Task to complete ▸ The answer must consist of every line from the data that holds "icon".

· · · · · · ·

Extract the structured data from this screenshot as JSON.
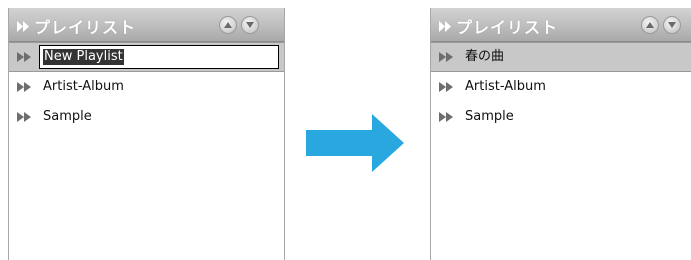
{
  "left_panel": {
    "header_title": "プレイリスト",
    "header_arrow_icon": "double-chevron-right-icon",
    "scroll_up_icon": "triangle-up-icon",
    "scroll_down_icon": "triangle-down-icon",
    "items": [
      {
        "label": "New Playlist",
        "state": "renaming"
      },
      {
        "label": "Artist-Album"
      },
      {
        "label": "Sample"
      }
    ]
  },
  "right_panel": {
    "header_title": "プレイリスト",
    "items": [
      {
        "label": "春の曲",
        "state": "selected"
      },
      {
        "label": "Artist-Album"
      },
      {
        "label": "Sample"
      }
    ]
  },
  "transition_arrow": {
    "icon": "arrow-right-icon",
    "color": "#29a8e0"
  },
  "colors": {
    "header_gradient_top": "#d3d3d3",
    "header_gradient_bottom": "#a9a9a9",
    "selected_row": "#c8c8c8",
    "selection_highlight": "#333333"
  }
}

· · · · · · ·

Answer box ▸
    "header_arrow_icon": "double-chevron-right-icon",
    "scroll_up_icon": "triangle-up-icon",
    "scroll_down_icon": "triangle-down-icon",
    "icon": "arrow-right-icon",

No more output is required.